A favorite memory of our trip was visiting the beautiful, vast churches. I’ve been reading a bit more about them and I wrongly assumed that the bigger they are, that they are then called cathedrals. This is another article I found fascinating about the construction of ancient churches and meaning behind some of the symbols. My children and I really enjoyed reading this book about cathedral construction, fascinating and quite astounding. I’d love to dig deeper into this study, anyone have any favorite books on the topic? I’d like to research old churches that are in America as well, although 241 years will never compare to Europe’s ancient structures.
St. Martin’s was the very first we visited and holds a special in my heart because of its simple beauty. I wrote something on my old blog home about what these grand churches meant to me and I’m trying to wrap my mind around the loveliness of the history, tradition, and memories that these spaces evoke. Entering, I was immediately struck by a cool, damp, earthy smell.
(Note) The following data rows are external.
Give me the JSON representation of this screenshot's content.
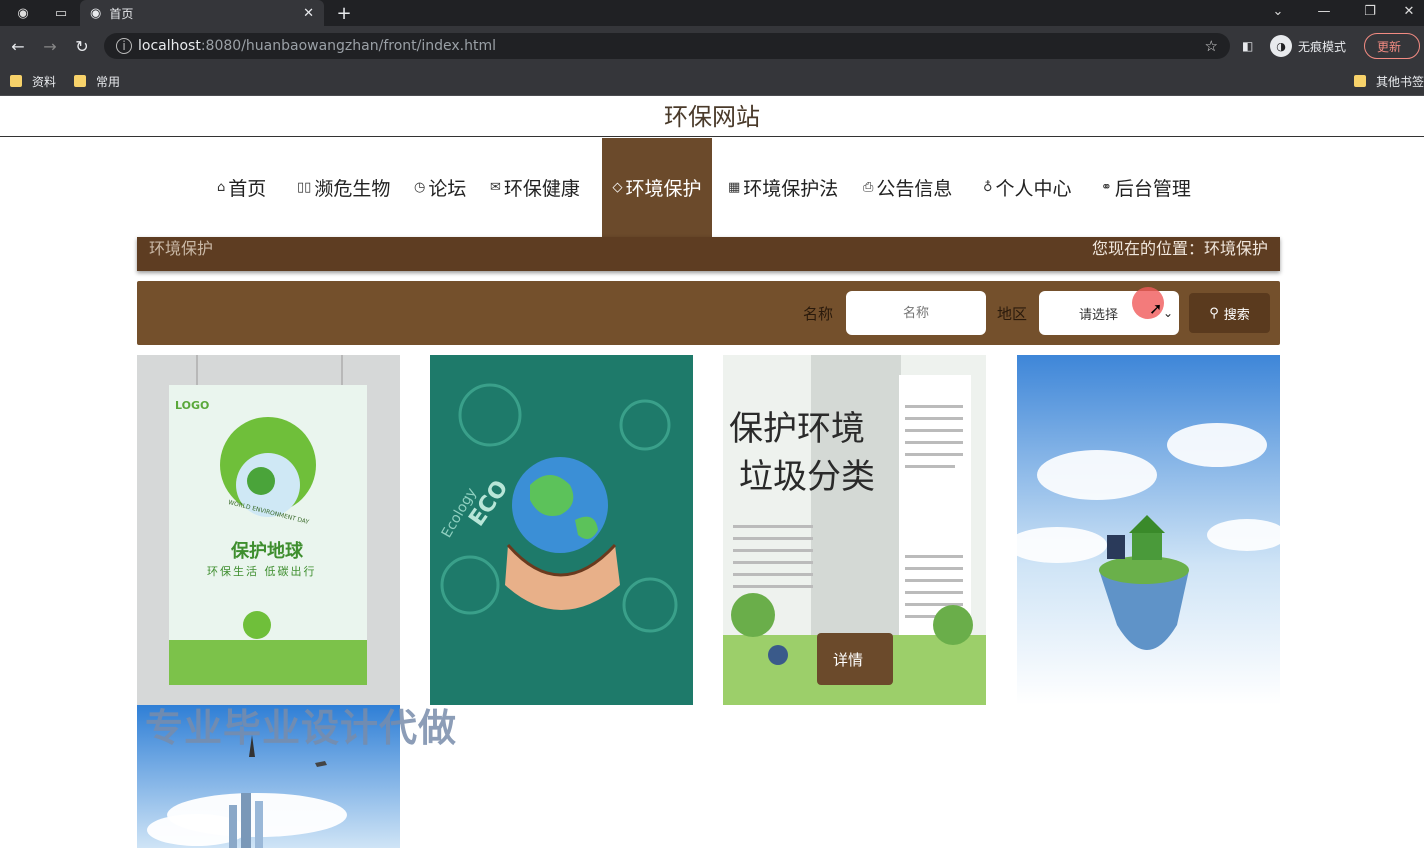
{
  "browser": {
    "tab_title": "首页",
    "url_host": "localhost",
    "url_path": ":8080/huanbaowangzhan/front/index.html",
    "incognito_label": "无痕模式",
    "update_label": "更新",
    "bookmarks": [
      "资料",
      "常用"
    ],
    "other_bookmarks": "其他书签"
  },
  "site": {
    "title": "环保网站"
  },
  "nav": [
    {
      "icon": "⌂",
      "label": "首页"
    },
    {
      "icon": "▯▯",
      "label": "濒危生物"
    },
    {
      "icon": "◷",
      "label": "论坛"
    },
    {
      "icon": "✉",
      "label": "环保健康"
    },
    {
      "icon": "◇",
      "label": "环境保护"
    },
    {
      "icon": "▦",
      "label": "环境保护法"
    },
    {
      "icon": "⎙",
      "label": "公告信息"
    },
    {
      "icon": "♁",
      "label": "个人中心"
    },
    {
      "icon": "⚭",
      "label": "后台管理"
    }
  ],
  "breadcrumb": {
    "section": "环境保护",
    "location": "您现在的位置：环境保护"
  },
  "search": {
    "name_label": "名称",
    "name_placeholder": "名称",
    "area_label": "地区",
    "area_selected": "请选择",
    "button_label": "搜索"
  },
  "cards": {
    "poster1": {
      "logo": "LOGO",
      "title": "保护地球",
      "subtitle": "环保生活 低碳出行",
      "badge": "WORLD ENVIRONMENT DAY"
    },
    "poster2": {
      "words": [
        "ECO",
        "Ecology"
      ]
    },
    "poster3": {
      "title_line1": "保护环境",
      "title_line2": "垃圾分类"
    },
    "hover_tag": "详情"
  },
  "watermark": "专业毕业设计代做",
  "colors": {
    "accent": "#6b4a2b",
    "crumb": "#5e3d22",
    "search_bar": "#74502c"
  }
}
I was engulfed by a hush and reverence, the vastness was so inspiring, lifting my heart toward God. My footsteps echoed as I walked through these places, reading plaques, meditating and praying, thinking through the history of the people the built, lived, worked, and died surrounding these central places of village life. I thought on the unfortunate horrors done in the name of religion, the beliefs and doctrine that shaped countries and kingdoms, all of it swirling and building awe in my mind. I found the lives of the people buried in the crypts fascinating, one could spend hours reading and absorbing.
St. Martin’s was a beautiful beginning and I will share more of the historic churches we visited later on in my trip.